Your turn! Job satisfaction with a larger sample: Suppose that the job satisfaction study had produced exactly the same outcome x = 17 as in the previous example but from a sample of 75 workers rather than just 18 workers. perform a hypothesis testing for this new case. Z = 2.45 P =.0142 we can conclude that there is a significant job difference satisfaction between the two work environments set by the company. A p=value of.0142 gives a strong evidence against the null hypothesis, therefore we can conclude that there is a significant job difference satisfaction between the two work environments set by the company.
The company medical director institutes a health promotion campaign to encourage employees to exercise more and eat a healthier diet. One measure of the effectiveness of such a program is a drop in blood pressure. The director chooses a random sample of 50 employees and compares their blood pressures from physical exams given before the campaign and again a year later. The mean change in systolic blood pressure for these n = 50 employees is x = −6. We take the population standard deviation to be σ = 20. The director decides to use an α = 0.05 significance level.
Step 1: Hypotheses We want to know if the health campaign reduced blood pressure on average in the population of all employees at this large company. Taking μ to be the mean change in blood pressure for all employees, we test H 0 : μ = 0 H a : μ < 0
Step 2: Conditions Since σ is known, we will use a one- sample z test for a population mean. Now we check conditions. SRS The medical director took a “ random sample ” of 50 company employees. Our calculation method assumes that an SRS was taken. Normality The large sample size (n = 50) guarantees approximate Normality of the sampling distribution of x, even if the population distribution of change in blood pressure isn't Normal. Independence There must be at least (10)(50) = 500 employees in this large company since the medical director is sampling without replacement.
Step 3: Test Statistic P = P(Z ≤ −2.12) = 0.0170
Step 4: Interpretation Since our P-value, 0.0170, is less than α = 0.05, this result is statistically significant. We reject H 0 and conclude that the mean difference in blood pressure readings from before and after the campaign among this company's employees is negative.
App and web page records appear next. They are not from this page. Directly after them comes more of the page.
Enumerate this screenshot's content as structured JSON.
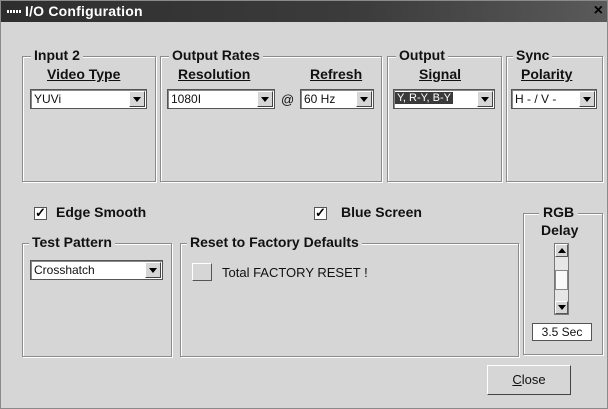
{
  "window": {
    "title": "I/O Configuration",
    "close_glyph": "×"
  },
  "input": {
    "legend": "Input 2",
    "video_type_label": "Video Type",
    "video_type_value": "YUVi"
  },
  "output_rates": {
    "legend": "Output Rates",
    "resolution_label": "Resolution",
    "resolution_value": "1080I",
    "at_symbol": "@",
    "refresh_label": "Refresh",
    "refresh_value": "60 Hz"
  },
  "output": {
    "legend": "Output",
    "signal_label": "Signal",
    "signal_value": "Y, R-Y, B-Y"
  },
  "sync": {
    "legend": "Sync",
    "polarity_label": "Polarity",
    "polarity_value": "H - / V -"
  },
  "options": {
    "edge_smooth_label": "Edge Smooth",
    "edge_smooth_checked": true,
    "blue_screen_label": "Blue Screen",
    "blue_screen_checked": true
  },
  "test_pattern": {
    "legend": "Test Pattern",
    "value": "Crosshatch"
  },
  "reset": {
    "legend": "Reset to Factory Defaults",
    "button_text": "Total FACTORY RESET !"
  },
  "rgb_delay": {
    "legend_line1": "RGB",
    "legend_line2": "Delay",
    "value": "3.5 Sec"
  },
  "close_button": {
    "label": "Close",
    "accelerator": "C"
  }
}
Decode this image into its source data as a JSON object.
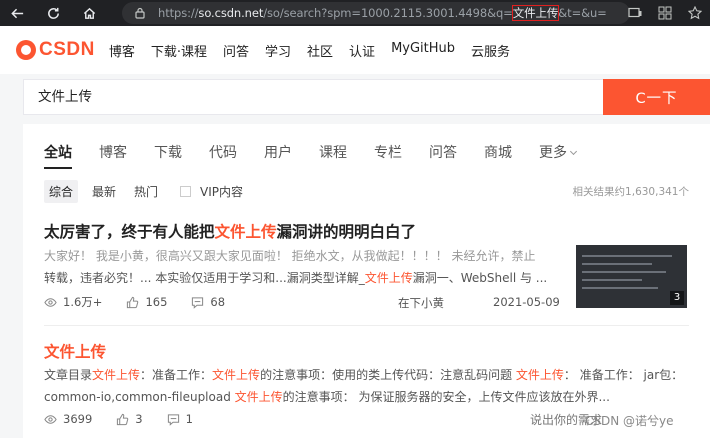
{
  "browser": {
    "url_prefix": "https://",
    "url_host": "so.csdn.net",
    "url_path": "/so/search?spm=1000.2115.3001.4498&q=",
    "url_query": "文件上传",
    "url_suffix": "&t=&u="
  },
  "header": {
    "logo_text": "CSDN",
    "nav": [
      "博客",
      "下载·课程",
      "问答",
      "学习",
      "社区",
      "认证",
      "MyGitHub",
      "云服务"
    ]
  },
  "search": {
    "value": "文件上传",
    "button_label": "C一下"
  },
  "tabs": [
    "全站",
    "博客",
    "下载",
    "代码",
    "用户",
    "课程",
    "专栏",
    "问答",
    "商城",
    "更多"
  ],
  "filters": {
    "chips": [
      "综合",
      "最新",
      "热门"
    ],
    "vip_label": "VIP内容",
    "result_count": "相关结果约1,630,341个"
  },
  "results": [
    {
      "title_pre": "太厉害了，终于有人能把",
      "title_hl": "文件上传",
      "title_post": "漏洞讲的明明白白了",
      "snippet_line1": "大家好！ 我是小黄，很高兴又跟大家见面啦！ 拒绝水文，从我做起！！！！ 未经允许，禁止",
      "snippet_line2_a": "转载，违者必究！... 本实验仅适用于学习和...漏洞类型详解_",
      "snippet_line2_hl": "文件上传",
      "snippet_line2_b": "漏洞一、WebShell 与 ...",
      "views": "1.6万+",
      "likes": "165",
      "comments": "68",
      "author": "在下小黄",
      "date": "2021-05-09",
      "thumb_badge": "3"
    },
    {
      "title_hl": "文件上传",
      "line1_a": "文章目录",
      "line1_hl1": "文件上传",
      "line1_b": "：准备工作：",
      "line1_hl2": "文件上传",
      "line1_c": "的注意事项：使用的类上传代码：注意乱码问题 ",
      "line1_hl3": "文件上传",
      "line1_d": "： 准备工作：  jar包：",
      "line2_a": "common-io,common-fileupload ",
      "line2_hl": "文件上传",
      "line2_b": "的注意事项： 为保证服务器的安全，上传文件应该放在外界...",
      "views": "3699",
      "likes": "3",
      "comments": "1",
      "suggestion": "说出你的需求",
      "watermark": "CSDN @诺兮ye"
    }
  ]
}
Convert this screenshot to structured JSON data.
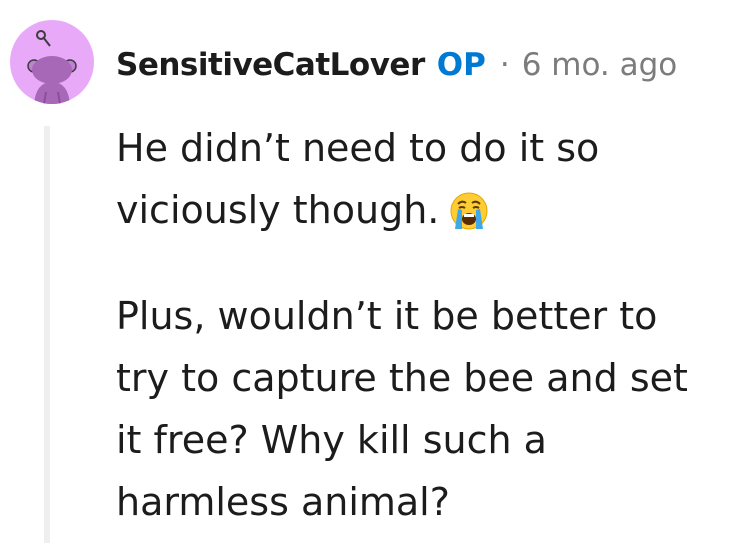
{
  "comment": {
    "author": "SensitiveCatLover",
    "op_badge": "OP",
    "separator": "·",
    "timestamp": "6 mo. ago",
    "paragraphs": [
      "He didn’t need to do it so viciously though.",
      "Plus, wouldn’t it be better to try to capture the bee and set it free? Why kill such a harmless animal?"
    ],
    "emoji": "loudly-crying-face-icon"
  },
  "colors": {
    "avatar_bg": "#e7a9f8",
    "op": "#0079d3",
    "meta": "#7c7c7c",
    "text": "#1c1c1c",
    "thread_line": "#edeff1"
  }
}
In other words, the data suggest that employees' blood pressure readings have decreased on average. H 0 : μ = 0 H a : μ < 0 α = 0.05 P = 0.0170 μ is the mean change in blood pressure for all employees REJECT